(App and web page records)
══════════
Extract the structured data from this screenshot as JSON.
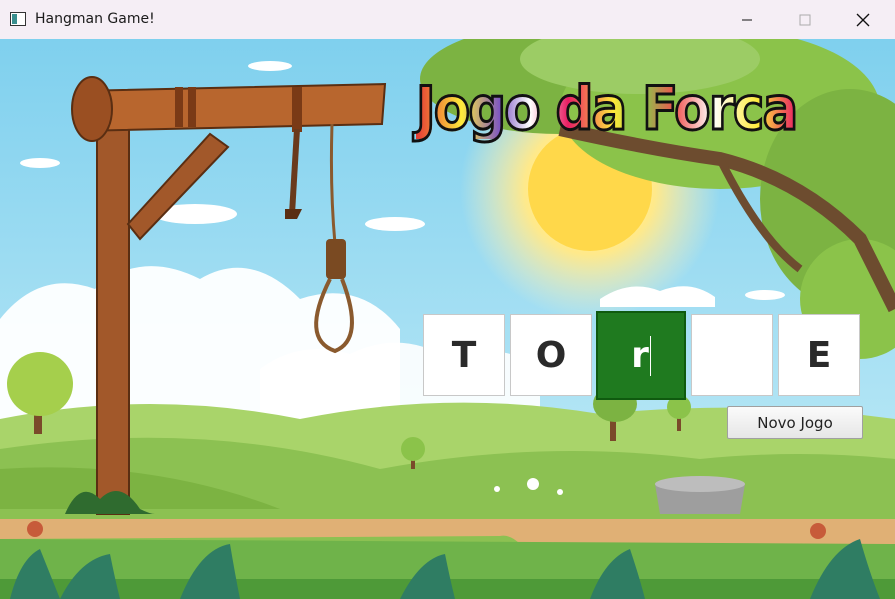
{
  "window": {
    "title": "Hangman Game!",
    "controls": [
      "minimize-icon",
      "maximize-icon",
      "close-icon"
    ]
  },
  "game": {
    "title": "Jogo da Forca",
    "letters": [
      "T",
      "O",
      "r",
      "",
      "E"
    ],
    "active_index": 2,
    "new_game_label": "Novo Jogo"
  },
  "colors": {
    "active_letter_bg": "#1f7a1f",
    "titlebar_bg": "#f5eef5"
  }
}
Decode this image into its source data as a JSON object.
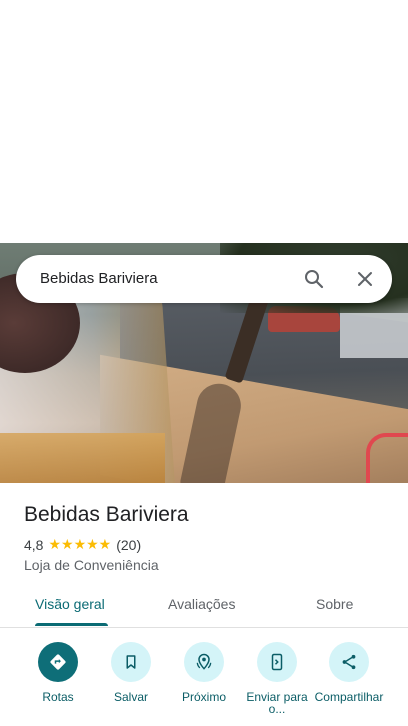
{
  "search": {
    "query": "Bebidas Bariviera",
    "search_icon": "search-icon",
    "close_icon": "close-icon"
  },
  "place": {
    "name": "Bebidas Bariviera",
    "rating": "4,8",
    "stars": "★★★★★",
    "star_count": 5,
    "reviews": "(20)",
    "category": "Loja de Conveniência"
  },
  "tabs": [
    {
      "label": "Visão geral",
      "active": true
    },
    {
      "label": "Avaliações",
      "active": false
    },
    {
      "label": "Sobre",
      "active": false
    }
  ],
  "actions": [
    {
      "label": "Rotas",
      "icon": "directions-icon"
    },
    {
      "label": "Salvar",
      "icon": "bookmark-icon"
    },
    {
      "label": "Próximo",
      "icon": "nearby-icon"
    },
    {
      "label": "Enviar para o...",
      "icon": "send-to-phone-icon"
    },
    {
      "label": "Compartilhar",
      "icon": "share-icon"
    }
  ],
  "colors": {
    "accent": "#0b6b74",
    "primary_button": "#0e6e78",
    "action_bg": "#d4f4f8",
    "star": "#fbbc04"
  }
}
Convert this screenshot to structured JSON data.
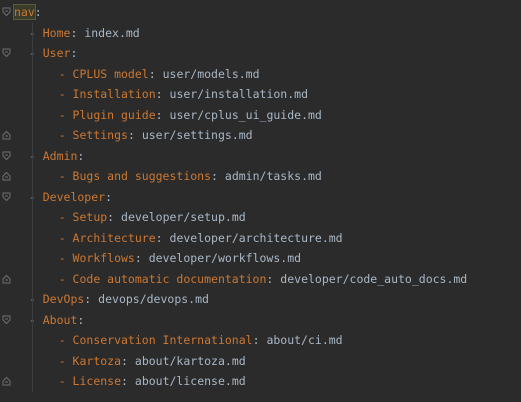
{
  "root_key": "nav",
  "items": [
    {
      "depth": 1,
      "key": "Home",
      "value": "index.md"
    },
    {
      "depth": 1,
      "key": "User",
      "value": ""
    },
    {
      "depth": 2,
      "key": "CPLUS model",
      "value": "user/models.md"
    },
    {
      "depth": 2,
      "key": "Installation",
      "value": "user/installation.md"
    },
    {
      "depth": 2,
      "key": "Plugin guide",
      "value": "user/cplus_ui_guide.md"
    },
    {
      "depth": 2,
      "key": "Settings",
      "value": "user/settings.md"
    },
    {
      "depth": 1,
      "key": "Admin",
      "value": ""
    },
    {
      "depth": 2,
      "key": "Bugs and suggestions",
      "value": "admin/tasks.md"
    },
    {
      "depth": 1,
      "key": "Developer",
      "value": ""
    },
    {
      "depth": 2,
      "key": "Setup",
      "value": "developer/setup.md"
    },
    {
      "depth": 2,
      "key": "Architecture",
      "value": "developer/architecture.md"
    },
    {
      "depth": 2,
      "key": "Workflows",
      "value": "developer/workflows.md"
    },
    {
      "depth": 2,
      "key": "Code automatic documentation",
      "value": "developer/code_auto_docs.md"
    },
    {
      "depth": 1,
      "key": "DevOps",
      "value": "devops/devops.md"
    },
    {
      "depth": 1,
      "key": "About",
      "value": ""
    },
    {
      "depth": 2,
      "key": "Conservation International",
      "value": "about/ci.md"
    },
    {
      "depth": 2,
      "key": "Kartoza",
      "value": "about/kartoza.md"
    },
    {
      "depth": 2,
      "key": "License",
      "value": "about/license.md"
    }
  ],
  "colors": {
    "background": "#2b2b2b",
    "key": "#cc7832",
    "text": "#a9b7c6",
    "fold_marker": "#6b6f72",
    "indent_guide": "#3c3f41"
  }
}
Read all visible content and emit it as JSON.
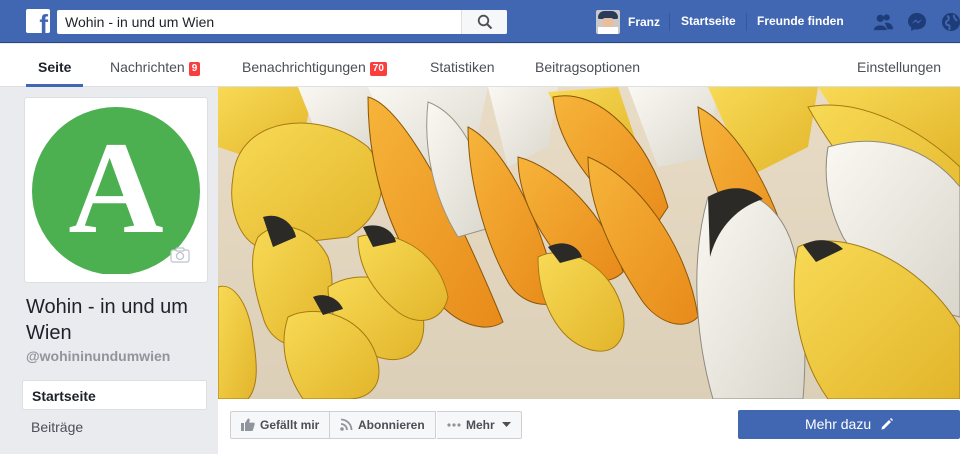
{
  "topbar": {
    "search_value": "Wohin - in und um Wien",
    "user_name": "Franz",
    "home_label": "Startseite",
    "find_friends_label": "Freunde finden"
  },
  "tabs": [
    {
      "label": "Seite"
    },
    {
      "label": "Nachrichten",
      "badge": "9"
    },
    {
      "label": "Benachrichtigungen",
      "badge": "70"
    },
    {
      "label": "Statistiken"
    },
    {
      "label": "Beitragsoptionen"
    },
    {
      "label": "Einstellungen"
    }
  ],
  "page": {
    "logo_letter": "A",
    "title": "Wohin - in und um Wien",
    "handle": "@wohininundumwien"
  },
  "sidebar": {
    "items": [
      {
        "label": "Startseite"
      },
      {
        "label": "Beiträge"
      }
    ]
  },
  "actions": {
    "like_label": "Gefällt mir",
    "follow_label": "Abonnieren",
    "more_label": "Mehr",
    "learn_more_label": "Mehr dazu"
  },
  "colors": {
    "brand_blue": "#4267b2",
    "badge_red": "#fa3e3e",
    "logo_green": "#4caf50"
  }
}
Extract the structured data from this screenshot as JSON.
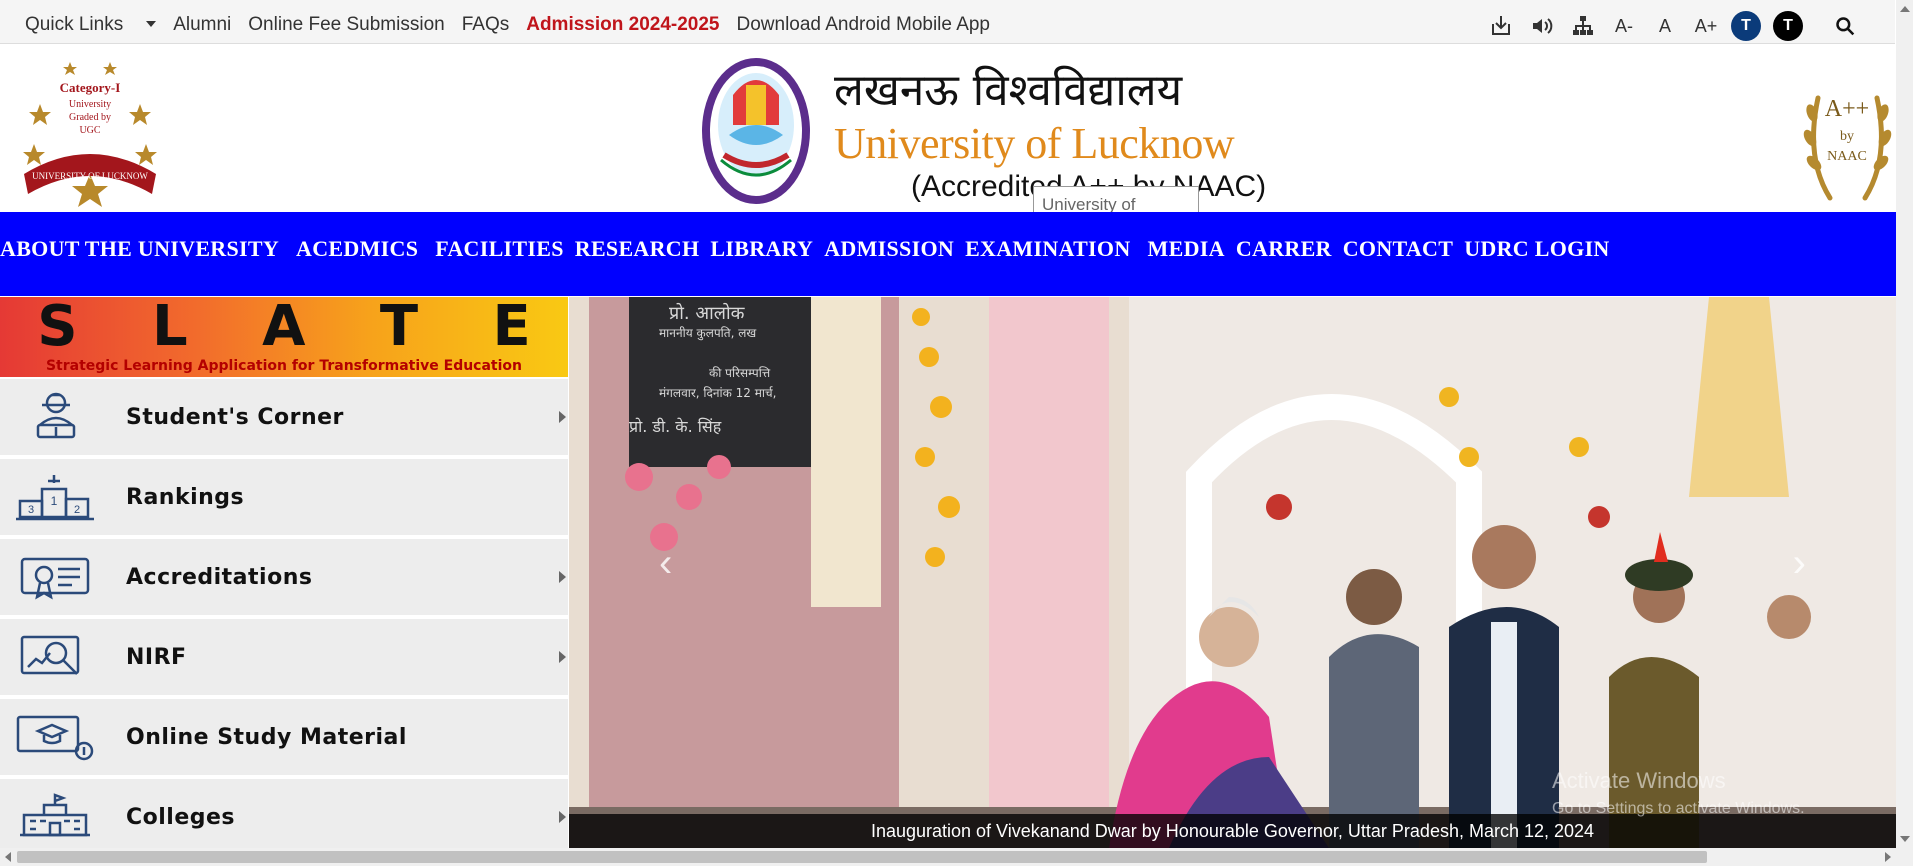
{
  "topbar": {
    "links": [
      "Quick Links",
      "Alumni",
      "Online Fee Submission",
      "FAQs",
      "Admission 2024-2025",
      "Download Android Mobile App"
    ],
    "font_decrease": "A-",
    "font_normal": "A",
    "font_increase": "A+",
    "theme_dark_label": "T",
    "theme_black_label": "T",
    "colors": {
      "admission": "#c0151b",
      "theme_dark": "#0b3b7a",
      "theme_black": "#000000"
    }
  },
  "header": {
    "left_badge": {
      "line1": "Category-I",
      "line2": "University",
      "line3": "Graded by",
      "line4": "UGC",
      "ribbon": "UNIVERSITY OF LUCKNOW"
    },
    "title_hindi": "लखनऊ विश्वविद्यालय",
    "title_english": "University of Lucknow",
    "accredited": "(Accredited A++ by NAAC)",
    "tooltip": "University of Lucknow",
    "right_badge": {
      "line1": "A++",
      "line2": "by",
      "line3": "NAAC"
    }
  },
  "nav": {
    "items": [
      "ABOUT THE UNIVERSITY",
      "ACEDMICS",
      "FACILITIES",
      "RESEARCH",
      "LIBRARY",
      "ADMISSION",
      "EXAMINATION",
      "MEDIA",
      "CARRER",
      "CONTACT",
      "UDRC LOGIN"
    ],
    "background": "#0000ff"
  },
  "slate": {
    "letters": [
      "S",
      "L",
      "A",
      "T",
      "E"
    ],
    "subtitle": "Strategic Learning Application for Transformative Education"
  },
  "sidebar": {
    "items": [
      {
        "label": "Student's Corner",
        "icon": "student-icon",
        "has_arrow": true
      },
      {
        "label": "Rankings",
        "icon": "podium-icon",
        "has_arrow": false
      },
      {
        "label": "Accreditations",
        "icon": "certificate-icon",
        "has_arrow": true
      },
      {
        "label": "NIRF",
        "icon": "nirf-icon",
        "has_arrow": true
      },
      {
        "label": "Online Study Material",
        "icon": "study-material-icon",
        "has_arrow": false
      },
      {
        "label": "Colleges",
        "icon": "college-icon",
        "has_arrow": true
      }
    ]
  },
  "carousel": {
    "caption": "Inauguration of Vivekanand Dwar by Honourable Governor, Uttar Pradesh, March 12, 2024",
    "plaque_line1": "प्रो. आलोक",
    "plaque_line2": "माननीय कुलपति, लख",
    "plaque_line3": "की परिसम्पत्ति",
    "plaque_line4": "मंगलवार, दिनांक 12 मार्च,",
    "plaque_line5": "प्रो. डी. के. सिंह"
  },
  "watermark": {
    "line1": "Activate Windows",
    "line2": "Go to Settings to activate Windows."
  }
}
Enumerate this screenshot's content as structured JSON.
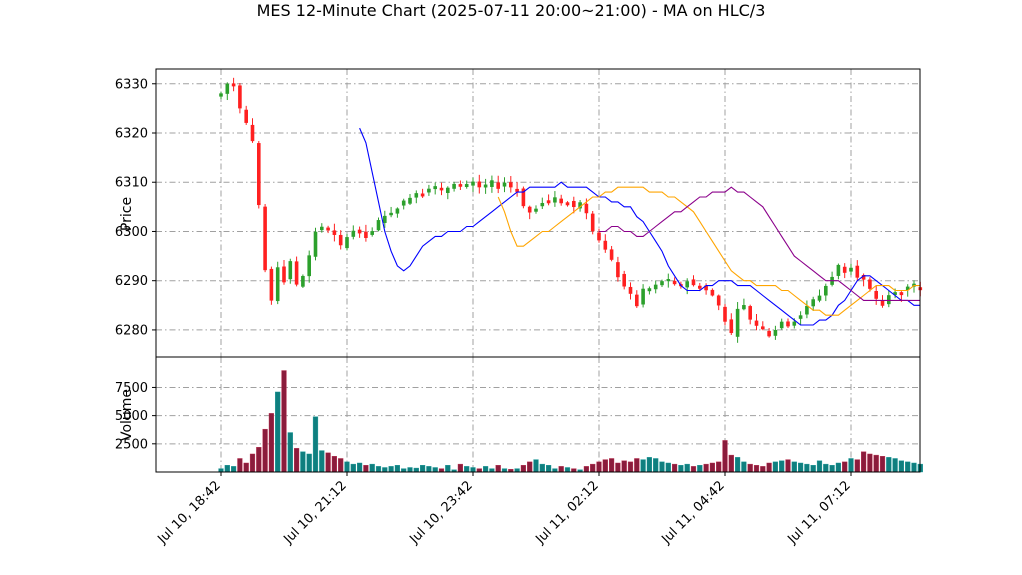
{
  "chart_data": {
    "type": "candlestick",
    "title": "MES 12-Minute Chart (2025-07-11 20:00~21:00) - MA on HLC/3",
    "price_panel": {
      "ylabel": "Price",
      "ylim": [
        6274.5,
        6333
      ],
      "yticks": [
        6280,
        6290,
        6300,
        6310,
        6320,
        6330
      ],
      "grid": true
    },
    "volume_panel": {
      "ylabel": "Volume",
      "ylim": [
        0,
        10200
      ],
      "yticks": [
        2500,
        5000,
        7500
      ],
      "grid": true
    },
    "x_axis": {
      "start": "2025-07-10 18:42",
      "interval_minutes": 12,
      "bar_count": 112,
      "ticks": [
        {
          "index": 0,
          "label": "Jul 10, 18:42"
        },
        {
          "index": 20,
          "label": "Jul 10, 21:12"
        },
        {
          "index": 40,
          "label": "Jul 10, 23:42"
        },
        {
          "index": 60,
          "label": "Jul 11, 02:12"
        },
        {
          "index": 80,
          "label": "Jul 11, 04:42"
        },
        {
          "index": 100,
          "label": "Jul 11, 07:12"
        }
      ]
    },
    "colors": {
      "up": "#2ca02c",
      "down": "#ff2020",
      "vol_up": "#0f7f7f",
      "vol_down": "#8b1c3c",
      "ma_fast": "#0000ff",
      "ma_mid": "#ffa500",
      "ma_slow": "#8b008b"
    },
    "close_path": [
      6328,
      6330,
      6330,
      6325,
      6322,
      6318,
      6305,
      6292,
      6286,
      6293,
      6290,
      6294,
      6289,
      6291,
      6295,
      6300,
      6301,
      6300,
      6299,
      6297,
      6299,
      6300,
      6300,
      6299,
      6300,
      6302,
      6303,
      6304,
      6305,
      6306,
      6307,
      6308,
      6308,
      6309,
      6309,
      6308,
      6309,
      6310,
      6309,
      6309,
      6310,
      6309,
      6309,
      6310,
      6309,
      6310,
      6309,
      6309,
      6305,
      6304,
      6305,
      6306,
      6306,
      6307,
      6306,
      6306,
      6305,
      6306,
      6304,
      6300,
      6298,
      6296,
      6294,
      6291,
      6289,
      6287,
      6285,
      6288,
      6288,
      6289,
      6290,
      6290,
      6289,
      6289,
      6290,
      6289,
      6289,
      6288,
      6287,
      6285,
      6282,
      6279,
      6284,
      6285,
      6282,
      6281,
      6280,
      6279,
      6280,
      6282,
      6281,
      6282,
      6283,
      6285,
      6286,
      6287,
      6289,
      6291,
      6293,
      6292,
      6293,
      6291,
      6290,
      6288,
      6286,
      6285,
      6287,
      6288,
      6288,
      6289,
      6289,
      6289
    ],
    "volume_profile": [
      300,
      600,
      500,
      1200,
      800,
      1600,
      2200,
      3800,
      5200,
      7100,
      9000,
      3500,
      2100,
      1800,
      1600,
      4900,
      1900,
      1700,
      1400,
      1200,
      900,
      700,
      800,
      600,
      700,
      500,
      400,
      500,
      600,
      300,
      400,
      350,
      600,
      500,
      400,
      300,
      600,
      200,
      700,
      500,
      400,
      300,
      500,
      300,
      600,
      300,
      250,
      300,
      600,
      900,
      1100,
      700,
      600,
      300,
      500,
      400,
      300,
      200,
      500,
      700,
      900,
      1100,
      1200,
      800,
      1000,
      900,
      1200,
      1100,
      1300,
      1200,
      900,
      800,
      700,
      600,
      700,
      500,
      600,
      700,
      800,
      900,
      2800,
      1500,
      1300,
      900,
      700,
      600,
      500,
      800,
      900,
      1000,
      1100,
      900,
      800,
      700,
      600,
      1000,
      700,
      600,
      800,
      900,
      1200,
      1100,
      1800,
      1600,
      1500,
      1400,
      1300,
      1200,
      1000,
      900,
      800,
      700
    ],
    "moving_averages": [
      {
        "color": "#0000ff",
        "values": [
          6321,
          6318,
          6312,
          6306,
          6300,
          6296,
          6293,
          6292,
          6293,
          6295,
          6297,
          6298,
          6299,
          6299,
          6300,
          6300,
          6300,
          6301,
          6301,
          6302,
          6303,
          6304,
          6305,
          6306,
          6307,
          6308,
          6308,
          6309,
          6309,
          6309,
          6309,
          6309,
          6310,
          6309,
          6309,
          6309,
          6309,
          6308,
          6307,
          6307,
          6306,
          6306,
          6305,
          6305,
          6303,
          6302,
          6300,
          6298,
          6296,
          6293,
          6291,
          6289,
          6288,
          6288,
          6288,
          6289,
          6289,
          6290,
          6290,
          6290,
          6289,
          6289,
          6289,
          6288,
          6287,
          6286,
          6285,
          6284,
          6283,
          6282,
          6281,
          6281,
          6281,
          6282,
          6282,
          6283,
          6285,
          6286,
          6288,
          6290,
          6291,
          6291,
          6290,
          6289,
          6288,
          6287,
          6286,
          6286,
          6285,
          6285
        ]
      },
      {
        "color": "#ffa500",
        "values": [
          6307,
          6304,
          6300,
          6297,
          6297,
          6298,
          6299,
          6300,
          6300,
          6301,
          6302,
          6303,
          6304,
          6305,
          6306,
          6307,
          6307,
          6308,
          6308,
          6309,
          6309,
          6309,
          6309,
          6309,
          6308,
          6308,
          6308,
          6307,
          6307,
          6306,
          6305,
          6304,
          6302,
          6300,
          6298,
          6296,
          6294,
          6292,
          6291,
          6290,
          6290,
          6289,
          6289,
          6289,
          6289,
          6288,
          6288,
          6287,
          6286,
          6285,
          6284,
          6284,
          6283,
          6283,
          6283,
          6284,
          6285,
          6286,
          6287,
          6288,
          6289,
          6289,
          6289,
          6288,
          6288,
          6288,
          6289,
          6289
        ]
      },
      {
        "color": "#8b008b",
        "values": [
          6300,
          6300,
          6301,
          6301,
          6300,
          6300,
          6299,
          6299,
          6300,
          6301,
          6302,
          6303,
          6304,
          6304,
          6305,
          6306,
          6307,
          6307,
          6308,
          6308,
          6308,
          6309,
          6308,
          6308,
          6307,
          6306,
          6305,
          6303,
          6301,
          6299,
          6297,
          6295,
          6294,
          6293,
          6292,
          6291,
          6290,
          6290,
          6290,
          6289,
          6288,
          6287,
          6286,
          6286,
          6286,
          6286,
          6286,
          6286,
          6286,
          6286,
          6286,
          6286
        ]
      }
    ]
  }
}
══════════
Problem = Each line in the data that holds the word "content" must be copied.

Answer box =
Read all visible content and emit it as JSON.
Enumerate this screenshot's content as structured JSON.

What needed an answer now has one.